For email I have used Eudora, Thunderbird, Yahoo and Hotmail. Now I use Outlook and gmail. I have used a number of word processors over the years including Claris Works, Word Perfect, and a number of versions of Word. I also use Pages, Google Docs, and Open Office.
 
I regularly use a desktop PC, Mac laptop, iPhone, iPad, Windows Surface, and Nexus 7. I mention this because they all have one thing in common…change.
 
Today if there is one thing we can count on as educators is change. We as educators can dread change or, accept it as inevitable and try to figure out how to leverage change to help our students prepare for their future.
 
Will there be fewer technologies in our student’s future? Is the Internet a passing fad? I don’t think so. New technologies will always emerge. For all of the technologies I have left behind, I have moved on to something BETTER. Innovation is not always new but it should be better.
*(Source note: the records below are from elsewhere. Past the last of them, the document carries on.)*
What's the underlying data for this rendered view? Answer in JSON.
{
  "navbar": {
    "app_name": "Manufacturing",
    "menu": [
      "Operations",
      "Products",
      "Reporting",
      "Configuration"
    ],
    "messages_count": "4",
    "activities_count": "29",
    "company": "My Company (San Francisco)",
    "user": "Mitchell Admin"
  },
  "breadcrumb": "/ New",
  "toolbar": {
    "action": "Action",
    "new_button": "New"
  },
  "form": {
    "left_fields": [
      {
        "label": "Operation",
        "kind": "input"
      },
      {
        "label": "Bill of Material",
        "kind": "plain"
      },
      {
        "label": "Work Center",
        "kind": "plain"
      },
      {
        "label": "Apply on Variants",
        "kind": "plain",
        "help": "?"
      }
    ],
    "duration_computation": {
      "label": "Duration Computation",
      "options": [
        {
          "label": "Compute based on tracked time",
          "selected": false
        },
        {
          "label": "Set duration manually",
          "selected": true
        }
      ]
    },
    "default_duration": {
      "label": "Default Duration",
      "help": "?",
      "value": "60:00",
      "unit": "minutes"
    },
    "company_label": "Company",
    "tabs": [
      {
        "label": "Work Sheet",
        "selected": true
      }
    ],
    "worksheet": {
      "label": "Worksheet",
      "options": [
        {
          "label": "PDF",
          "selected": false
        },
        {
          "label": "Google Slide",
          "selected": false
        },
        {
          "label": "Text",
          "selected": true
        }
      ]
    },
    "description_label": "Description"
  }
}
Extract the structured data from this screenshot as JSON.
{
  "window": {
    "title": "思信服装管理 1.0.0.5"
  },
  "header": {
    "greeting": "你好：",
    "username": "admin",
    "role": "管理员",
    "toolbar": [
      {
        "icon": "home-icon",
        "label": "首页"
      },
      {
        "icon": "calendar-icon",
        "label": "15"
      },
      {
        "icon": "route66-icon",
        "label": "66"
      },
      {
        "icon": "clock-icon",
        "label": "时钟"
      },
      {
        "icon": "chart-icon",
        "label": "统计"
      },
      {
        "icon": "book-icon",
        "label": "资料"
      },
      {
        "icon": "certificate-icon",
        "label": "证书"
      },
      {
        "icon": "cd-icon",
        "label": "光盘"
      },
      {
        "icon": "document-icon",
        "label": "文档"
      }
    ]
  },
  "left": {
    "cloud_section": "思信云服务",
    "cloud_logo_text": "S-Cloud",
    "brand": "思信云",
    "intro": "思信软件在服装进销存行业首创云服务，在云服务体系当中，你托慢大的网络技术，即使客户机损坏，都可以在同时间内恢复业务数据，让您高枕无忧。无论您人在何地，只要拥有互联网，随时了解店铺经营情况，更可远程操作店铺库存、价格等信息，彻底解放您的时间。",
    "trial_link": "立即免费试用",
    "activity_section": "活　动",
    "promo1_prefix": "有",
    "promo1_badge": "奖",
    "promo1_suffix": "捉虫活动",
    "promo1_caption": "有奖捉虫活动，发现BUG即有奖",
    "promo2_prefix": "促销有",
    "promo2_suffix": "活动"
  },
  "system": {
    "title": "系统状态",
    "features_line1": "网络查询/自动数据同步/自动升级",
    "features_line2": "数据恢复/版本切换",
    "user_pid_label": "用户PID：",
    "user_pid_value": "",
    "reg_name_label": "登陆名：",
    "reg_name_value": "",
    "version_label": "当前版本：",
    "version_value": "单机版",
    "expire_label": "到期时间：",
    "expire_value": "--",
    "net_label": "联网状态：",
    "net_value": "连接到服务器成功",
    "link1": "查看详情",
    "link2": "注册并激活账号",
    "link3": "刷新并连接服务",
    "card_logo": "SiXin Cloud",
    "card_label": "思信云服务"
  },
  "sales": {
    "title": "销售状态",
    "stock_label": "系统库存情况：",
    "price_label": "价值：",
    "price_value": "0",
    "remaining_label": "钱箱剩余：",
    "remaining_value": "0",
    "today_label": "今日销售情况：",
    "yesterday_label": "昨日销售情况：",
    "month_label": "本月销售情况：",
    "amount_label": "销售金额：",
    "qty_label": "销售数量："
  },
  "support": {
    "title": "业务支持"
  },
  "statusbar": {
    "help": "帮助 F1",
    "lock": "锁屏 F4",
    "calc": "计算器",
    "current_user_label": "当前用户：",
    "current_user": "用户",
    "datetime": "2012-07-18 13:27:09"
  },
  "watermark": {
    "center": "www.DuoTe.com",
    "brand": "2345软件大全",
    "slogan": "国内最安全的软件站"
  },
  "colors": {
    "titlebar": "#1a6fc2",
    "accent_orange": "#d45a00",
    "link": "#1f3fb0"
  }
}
We shouldn’t jump on every band wagon that comes along but when change makes sense we can’t fear it or wait until the next thing comes along.
 
Since technologies will constantly change we shouldn’t really be “teaching” technology. That is, we should not be teaching all the features and functions of a program such as Word or PowerPoint. Those software programs may not be an option in our student’s future. Instead we need to demonstrate the similarities of Word with Pages, Open Office, and Google Docs and teach students to explore and learn new software independently.
 
To try and predict the technology we will be using years from now in education is impossible. Four years ago I never would have predicted the growth of affordable tablets or Chromebooks. Just expect to be doing something different in the future.
 
Those educators who are adaptable to change and see it as a way to do something amazing will survive. Those who cling to the past and dread change will eventually go the way of the dinosaurs. I hope educators can find a way to survive.